By Barry Svrluga
Washington Post Staff Writer
Thursday, July 21, 2005
The loss to the Colorado Rockies -- a 3-2 decision in which the Washington Nationals squandered opportunity after opportunity -- would have been enough to handle last night, for it was the second in three games to lowly Colorado, the National League's worst team, and meant the first-place Nationals have lost four straight series to mediocre opponents.
But then, with the team on the precipice of losing its lead in the National League East, came a bizarre postgame interview session with ace right-hander Livan Hernandez, who claimed he is contemplating having surgery on his problematic right knee, though he believes he could pitch if he feels like he did last night.
"I'm not going to say nothing," Hernandez said. " . . . And this is the best organization. After the season, I'm going to tell you something. Don't worry about it."
The meandering, difficult-to-follow exchange between Hernandez and reporters followed a seven-inning outing in which Hernandez tied a modern major league record by hitting four batters, failed to protect a 2-0 lead by allowing a two-run homer to Rockies catcher J.D. Closser -- who came into the game hitting .207 -- and suffered consecutive losses for the first time all season, dropping his record to 12-4.

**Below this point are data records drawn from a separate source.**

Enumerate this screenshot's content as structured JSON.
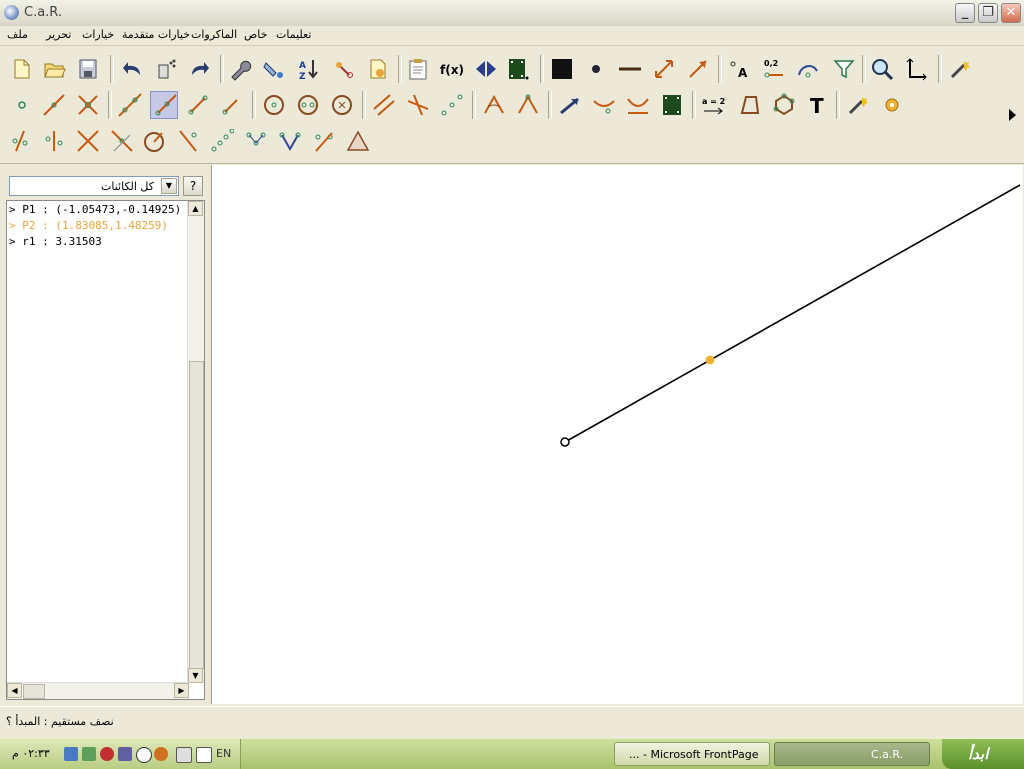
{
  "window": {
    "title": "C.a.R.",
    "minimize_glyph": "_",
    "maximize_glyph": "❐",
    "close_glyph": "✕"
  },
  "menu": {
    "items": [
      "ملف",
      "تحرير",
      "خيارات",
      "خيارات متقدمة",
      "الماكروات",
      "خاص",
      "تعليمات"
    ]
  },
  "left_panel": {
    "filter_dropdown": "كل الكائنات",
    "help_label": "?",
    "objects": [
      {
        "text": "> P1 : (-1.05473,-0.14925)",
        "color": "#000000"
      },
      {
        "text": "> P2 : (1.83085,1.48259)",
        "color": "#e8a33a"
      },
      {
        "text": "> r1 : 3.31503",
        "color": "#000000"
      }
    ]
  },
  "canvas": {
    "colors": {
      "line": "#000000",
      "selected_point": "#f0b030",
      "point_fill": "#ffffff"
    }
  },
  "statusbar": {
    "text": "نصف مستقيم : المبدأ ؟"
  },
  "taskbar": {
    "clock": "٠٢:٣٣ م",
    "language": "EN",
    "tasks": [
      "... - Microsoft FrontPage",
      "C.a.R."
    ],
    "start_label": "ابدأ"
  },
  "toolbar": {
    "fx_label": "f(x)",
    "decimal_label": "0,2",
    "assign_label": "a = 2",
    "text_tool_label": "T"
  }
}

But several times afterward, Hernandez said he would likely make a decision today as to whether to have surgery on his knee, which has bothered him since he left a start against the Chicago Cubs on May 14. To this point, Hernandez has adjusted his stride and delivery to compensate for the knee, and he became an all-star in the process.
But after last night's outing, he said something or someone had made him upset enough that he would consider having surgery -- whether he needed it or not.
"The knee is okay," Hernandez said. "I not say nothing about my knee is hurt. Nothing. I don't say nothing about my knee."
He said he has not had an MRI exam on the knee since May, and that he doesn't plan to have one. A Nationals spokesman said the training staff briefly looked at the knee after Hernandez came out of the game, and planned a follow-up examination today.
Manager Frank Robinson was caught off guard by Hernandez's remarks.
"I have no answers for you," Robinson said. "I don't have a full picture of it. I have no idea what's going on."
Yet at one point, Hernandez said the chances that he would decide to have surgery were "99.9 percent." In the next breath, he said he wouldn't abandon his team, which has lost 10 of 14 and had its lead in the NL East whittled to just a half-game over the Atlanta Braves.
"Listen, it's hard for me," Hernandez said. "You think it's easy, but it's not easy. It's not easy for me to make the decision. It's not easy.
"I love my teammates. I love this team. You know I would never quit. Never. Because I am not a quitter. Everybody knows me. I go over there and do my best."
Even the potential loss of Hernandez could be badly unsettling to a team that is anchored by its starting rotation. Hernandez, in turn, is the anchor of that rotation. His last win came July 1 in Chicago, when he brilliantly outdueled the Cubs' Mark Prior. The Nationals went on to sweep that series, giving them a six-game winning streak and a 5 1/2 -game lead in the division. Since then, they haven't won back-to-back games.
Last night's loss was more than just about Hernandez, and there were some in the organization who felt that the ace pitcher's remarks were made simply out of frustration that the Nationals couldn't score enough runs to support him. Seven times the Nationals came up with runners in scoring position, and seven times they failed.
In the eighth, for instance, with the Nationals trailing 3-2, Jamey Carroll led off with a walk, and Jose Vidro successfully bunted him to second. That brought up third-place hitter Brad Wilkerson and cleanup man Jose Guillen, each with a chance to tie the game against Rockies reliever Doug Miceli.
Wilkerson, though, struck out on a 3-2 pitch, his 100th strikeout of the year. And Guillen, who has just three RBI in seven games since the all-star break, followed by popping lazily to center field.
"I've been missing my pitches," Guillen said. "It's tough. I don't know how many guys I've been leaving on base. I know when I come to bat with people on base, they expect me to drive in the runs. But sometimes, it's not going to go my way. It's a tough sport. It's a tough game."
The Nationals had one last chance, when Ryan Church hit a two-out double in the ninth, moved to third on a wild pitch, and Rockies closer Brian Fuentes hit Carlos Baerga with a pitch. That brought the announced crowd of 32,381 to its feet, hoping pinch hitter Vinny Castilla -- badly hobbling on his ailing left knee -- could come through.
Castilla hit the ball solidly, but it was right at Colorado shortstop Desi Relaford. A dramatic end.
But then, the real drama -- Hernandez.
"When I come to the stadium tomorrow, I will see," Hernandez said. "I go to sleep tonight, I'm going to think about it. And that's it."